▸ **RECORDS FOR THIS TASK**
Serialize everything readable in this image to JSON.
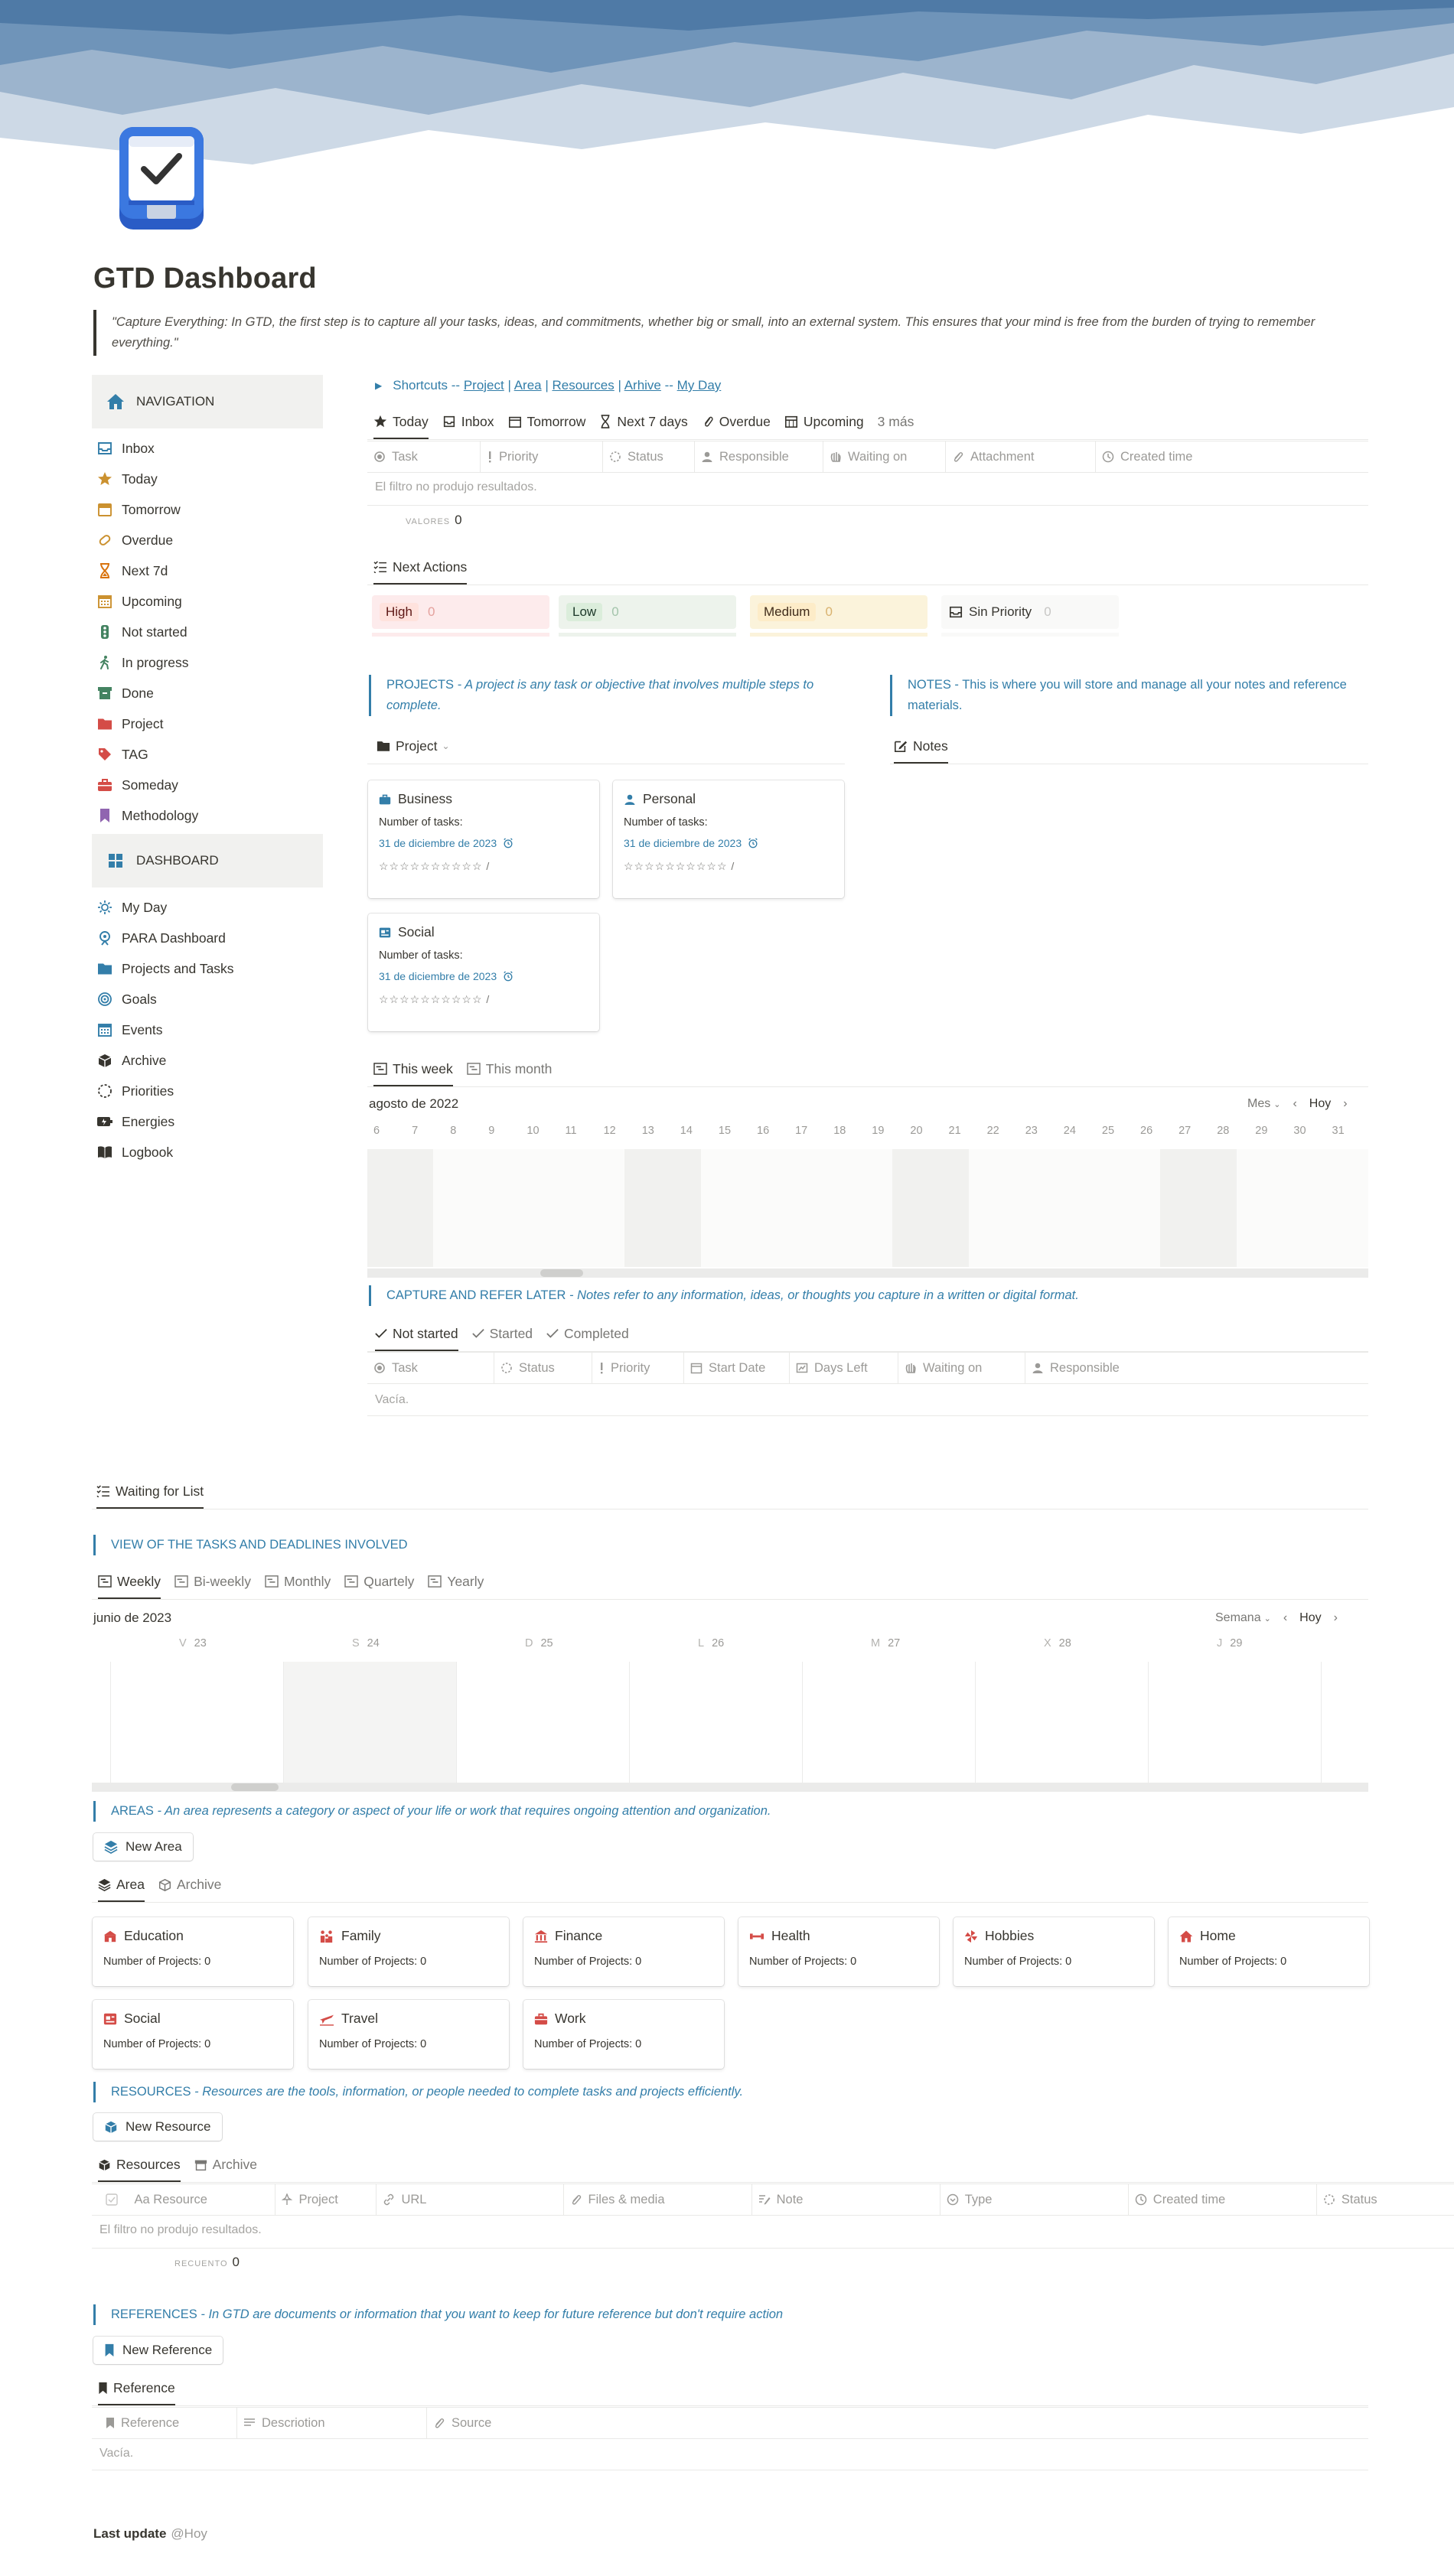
{
  "page": {
    "title": "GTD Dashboard",
    "quote": "\"Capture Everything: In GTD, the first step is to capture all your tasks, ideas, and commitments, whether big or small, into an external system. This ensures that your mind is free from the burden of trying to remember everything.\"",
    "last_update_label": "Last update",
    "last_update_value": "@Hoy"
  },
  "navigation": {
    "header": "NAVIGATION",
    "items": [
      {
        "label": "Inbox",
        "icon": "inbox-icon",
        "color": "#337ea9"
      },
      {
        "label": "Today",
        "icon": "star-icon",
        "color": "#cb912f"
      },
      {
        "label": "Tomorrow",
        "icon": "calendar-icon",
        "color": "#cb912f"
      },
      {
        "label": "Overdue",
        "icon": "paperclip-icon",
        "color": "#cb912f"
      },
      {
        "label": "Next 7d",
        "icon": "hourglass-icon",
        "color": "#d9730d"
      },
      {
        "label": "Upcoming",
        "icon": "calendar-grid-icon",
        "color": "#cb912f"
      },
      {
        "label": "Not started",
        "icon": "traffic-light-icon",
        "color": "#448361"
      },
      {
        "label": "In progress",
        "icon": "walking-icon",
        "color": "#448361"
      },
      {
        "label": "Done",
        "icon": "archive-icon",
        "color": "#448361"
      },
      {
        "label": "Project",
        "icon": "folder-icon",
        "color": "#d44c47"
      },
      {
        "label": "TAG",
        "icon": "tag-icon",
        "color": "#d44c47"
      },
      {
        "label": "Someday",
        "icon": "briefcase-icon",
        "color": "#d44c47"
      },
      {
        "label": "Methodology",
        "icon": "bookmark-icon",
        "color": "#9065b0"
      }
    ]
  },
  "dashboard": {
    "header": "DASHBOARD",
    "items": [
      {
        "label": "My Day",
        "icon": "sun-icon",
        "color": "#337ea9"
      },
      {
        "label": "PARA Dashboard",
        "icon": "compass-icon",
        "color": "#337ea9"
      },
      {
        "label": "Projects and Tasks",
        "icon": "folder-icon",
        "color": "#337ea9"
      },
      {
        "label": "Goals",
        "icon": "target-icon",
        "color": "#337ea9"
      },
      {
        "label": "Events",
        "icon": "calendar-grid-icon",
        "color": "#337ea9"
      },
      {
        "label": "Archive",
        "icon": "archive-box-icon",
        "color": "#37352f"
      },
      {
        "label": "Priorities",
        "icon": "dashed-circle-icon",
        "color": "#37352f"
      },
      {
        "label": "Energies",
        "icon": "battery-icon",
        "color": "#37352f"
      },
      {
        "label": "Logbook",
        "icon": "book-icon",
        "color": "#37352f"
      }
    ]
  },
  "shortcuts": {
    "prefix": "Shortcuts -- ",
    "links": [
      "Project",
      "Area",
      "Resources",
      "Arhive",
      "My Day"
    ],
    "separators": [
      " | ",
      " | ",
      " | ",
      " -- "
    ]
  },
  "tasks_view": {
    "tabs": [
      "Today",
      "Inbox",
      "Tomorrow",
      "Next 7 days",
      "Overdue",
      "Upcoming"
    ],
    "more": "3 más",
    "columns": [
      "Task",
      "Priority",
      "Status",
      "Responsible",
      "Waiting on",
      "Attachment",
      "Created time"
    ],
    "empty": "El filtro no produjo resultados.",
    "calc_label": "VALORES",
    "calc_value": "0"
  },
  "next_actions": {
    "tab": "Next Actions",
    "groups": [
      {
        "label": "High",
        "count": "0",
        "bg": "#fdebec",
        "pill": "#ffe2dd",
        "text": "#5d1715",
        "cnt": "#e4a19d"
      },
      {
        "label": "Low",
        "count": "0",
        "bg": "#edf3ec",
        "pill": "#dbeddb",
        "text": "#1c3829",
        "cnt": "#a3c4ab"
      },
      {
        "label": "Medium",
        "count": "0",
        "bg": "#fbf3db",
        "pill": "#fdecc8",
        "text": "#402c1b",
        "cnt": "#d9b26f"
      },
      {
        "label": "Sin Priority",
        "count": "0",
        "bg": "#f9f9f8",
        "pill": "transparent",
        "text": "#37352f",
        "cnt": "#c7c6c4"
      }
    ]
  },
  "projects": {
    "title": "PROJECTS",
    "desc": " - A project is any task or objective that involves multiple steps to complete.",
    "tab": "Project",
    "cards": [
      {
        "name": "Business",
        "label": "Number of tasks:",
        "date": "31 de diciembre de 2023",
        "stars": "☆☆☆☆☆☆☆☆☆☆ /"
      },
      {
        "name": "Personal",
        "label": "Number of tasks:",
        "date": "31 de diciembre de 2023",
        "stars": "☆☆☆☆☆☆☆☆☆☆ /"
      },
      {
        "name": "Social",
        "label": "Number of tasks:",
        "date": "31 de diciembre de 2023",
        "stars": "☆☆☆☆☆☆☆☆☆☆ /"
      }
    ]
  },
  "notes": {
    "title": "NOTES",
    "desc": " - This is where you will store and manage all your notes and reference materials.",
    "tab": "Notes"
  },
  "timeline1": {
    "tabs": [
      "This week",
      "This month"
    ],
    "month": "agosto de 2022",
    "scale": "Mes",
    "today": "Hoy",
    "days": [
      "6",
      "7",
      "8",
      "9",
      "10",
      "11",
      "12",
      "13",
      "14",
      "15",
      "16",
      "17",
      "18",
      "19",
      "20",
      "21",
      "22",
      "23",
      "24",
      "25",
      "26",
      "27",
      "28",
      "29",
      "30",
      "31"
    ]
  },
  "capture": {
    "title": "CAPTURE AND REFER LATER",
    "desc": " - Notes refer to any information, ideas, or thoughts you capture in a written or digital format.",
    "tabs": [
      "Not started",
      "Started",
      "Completed"
    ],
    "columns": [
      "Task",
      "Status",
      "Priority",
      "Start Date",
      "Days Left",
      "Waiting on",
      "Responsible"
    ],
    "empty": "Vacía."
  },
  "waiting": {
    "tab": "Waiting for List"
  },
  "deadlines": {
    "title": "VIEW OF THE TASKS AND DEADLINES INVOLVED",
    "tabs": [
      "Weekly",
      "Bi-weekly",
      "Monthly",
      "Quartely",
      "Yearly"
    ],
    "month": "junio de 2023",
    "scale": "Semana",
    "today": "Hoy",
    "days": [
      {
        "d": "V",
        "n": "23"
      },
      {
        "d": "S",
        "n": "24"
      },
      {
        "d": "D",
        "n": "25"
      },
      {
        "d": "L",
        "n": "26"
      },
      {
        "d": "M",
        "n": "27"
      },
      {
        "d": "X",
        "n": "28"
      },
      {
        "d": "J",
        "n": "29"
      }
    ]
  },
  "areas": {
    "title": "AREAS",
    "desc": " - An area represents a category or aspect of your life or work that requires ongoing attention and organization.",
    "button": "New Area",
    "tabs": [
      "Area",
      "Archive"
    ],
    "cards": [
      {
        "name": "Education",
        "label": "Number of Projects: 0",
        "icon": "school-icon"
      },
      {
        "name": "Family",
        "label": "Number of Projects: 0",
        "icon": "family-icon"
      },
      {
        "name": "Finance",
        "label": "Number of Projects: 0",
        "icon": "bank-icon"
      },
      {
        "name": "Health",
        "label": "Number of Projects: 0",
        "icon": "dumbbell-icon"
      },
      {
        "name": "Hobbies",
        "label": "Number of Projects: 0",
        "icon": "pinwheel-icon"
      },
      {
        "name": "Home",
        "label": "Number of Projects: 0",
        "icon": "home-icon"
      },
      {
        "name": "Social",
        "label": "Number of Projects: 0",
        "icon": "social-icon"
      },
      {
        "name": "Travel",
        "label": "Number of Projects: 0",
        "icon": "plane-icon"
      },
      {
        "name": "Work",
        "label": "Number of Projects: 0",
        "icon": "work-icon"
      }
    ]
  },
  "resources": {
    "title": "RESOURCES",
    "desc": " - Resources are the tools, information, or people needed to complete tasks and projects efficiently.",
    "button": "New Resource",
    "tabs": [
      "Resources",
      "Archive"
    ],
    "columns": [
      "Aa Resource",
      "Project",
      "URL",
      "Files & media",
      "Note",
      "Type",
      "Created time",
      "Status"
    ],
    "empty": "El filtro no produjo resultados.",
    "calc_label": "RECUENTO",
    "calc_value": "0"
  },
  "references": {
    "title": "REFERENCES",
    "desc": " - In GTD are documents or information that you want to keep for future reference but don't require action",
    "button": "New Reference",
    "tab": "Reference",
    "columns": [
      "Reference",
      "Descriotion",
      "Source"
    ],
    "empty": "Vacía."
  },
  "colors": {
    "accent": "#337ea9",
    "text": "#37352f",
    "muted": "#9b9a97",
    "red": "#d44c47"
  }
}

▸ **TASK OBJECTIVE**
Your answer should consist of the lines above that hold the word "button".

▸ **PROBLEM SOLUTION**
    "button": "New Area",
    "button": "New Resource",
    "button": "New Reference",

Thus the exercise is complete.